In the previous tutorial, you got your first contact with MoonSharp: you put a script in a string, run the code and took its output. While that might occasionally be useful, the interoperability needed for most use cases require a little bit more integration between CLR code and MoonSharp.
Seriously, while we are learning (a little more) advanced concepts here, there’s almost nothing to throw away of your first attempt. And that is a great starting point.
The first change is to create a Script object instead of using one of the static methods.. not rocket science, but it sets us up for the next evolutions.
Now that we have a script object, we can change the global environment in which functions operate. For example, we might want to change the input to the
so that our program can tell which number to calculate the factorial of.
As you can see, just by referencing the
script.Globals table with a simple syntax, we can inject numbers into MoonSharp scripts. Actually we can pass a lot more

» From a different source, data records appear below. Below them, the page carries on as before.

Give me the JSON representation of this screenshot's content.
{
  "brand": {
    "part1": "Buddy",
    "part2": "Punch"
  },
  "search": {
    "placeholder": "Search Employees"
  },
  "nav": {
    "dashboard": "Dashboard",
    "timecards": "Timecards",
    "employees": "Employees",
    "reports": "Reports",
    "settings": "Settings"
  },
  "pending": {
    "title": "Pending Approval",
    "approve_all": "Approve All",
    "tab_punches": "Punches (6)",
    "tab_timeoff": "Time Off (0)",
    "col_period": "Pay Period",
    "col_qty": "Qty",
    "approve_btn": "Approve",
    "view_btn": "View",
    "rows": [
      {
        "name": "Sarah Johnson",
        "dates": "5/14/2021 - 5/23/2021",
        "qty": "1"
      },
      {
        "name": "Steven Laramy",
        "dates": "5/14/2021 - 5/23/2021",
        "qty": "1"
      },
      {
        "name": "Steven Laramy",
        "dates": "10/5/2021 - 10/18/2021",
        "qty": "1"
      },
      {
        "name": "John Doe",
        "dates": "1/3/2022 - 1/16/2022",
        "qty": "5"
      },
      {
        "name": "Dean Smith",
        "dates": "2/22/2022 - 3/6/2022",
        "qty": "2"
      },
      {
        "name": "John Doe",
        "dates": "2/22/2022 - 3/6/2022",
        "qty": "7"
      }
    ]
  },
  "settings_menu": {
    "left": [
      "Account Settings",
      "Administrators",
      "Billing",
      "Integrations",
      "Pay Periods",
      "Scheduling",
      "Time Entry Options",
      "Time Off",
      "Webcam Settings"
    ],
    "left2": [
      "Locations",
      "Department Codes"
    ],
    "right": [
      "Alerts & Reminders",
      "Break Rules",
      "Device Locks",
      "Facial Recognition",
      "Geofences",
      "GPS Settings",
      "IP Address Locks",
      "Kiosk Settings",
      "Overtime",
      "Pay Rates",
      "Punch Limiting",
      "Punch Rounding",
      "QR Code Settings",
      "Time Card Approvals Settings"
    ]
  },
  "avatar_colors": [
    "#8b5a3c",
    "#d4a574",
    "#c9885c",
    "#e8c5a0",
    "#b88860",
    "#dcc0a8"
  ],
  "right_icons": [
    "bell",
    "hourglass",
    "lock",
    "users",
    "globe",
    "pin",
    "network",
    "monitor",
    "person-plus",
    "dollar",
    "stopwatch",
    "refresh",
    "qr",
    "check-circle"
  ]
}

than just numbers, but let’s limit ourselves to numbers, booleans and strings for now - we’ll see how to pass functions and objects later on.
We learned how to have MoonSharp calculate a factorial of a number chosen from the outside. But well, done like that smells like a dirty hack (still, it’s an important technique we’ll use a lot).
Here it’s how to call a Lua function from C#.
Let’s see what we did.
First of all, we removed the return at the end of the script - we could have kept that, but it was going to be useless as we want to call
fact with parameters of our choice.
At this point, the
script.DoString(...) call will execute the file, leaving a nice
fact function in the global environment.
Then we introduced this line:
This gets the
fact function from the script globals and then calls it with 4 as a parameter.
There are better (as in, more performing) ways to do this, but if you are not doing a lot of calls in a time sensitive loop, this is the simplest possible way, albeit a little type unsafe.
Note that we can call the
fact functions however many times we want - a Script preserves its states and is ready to be executed again and again.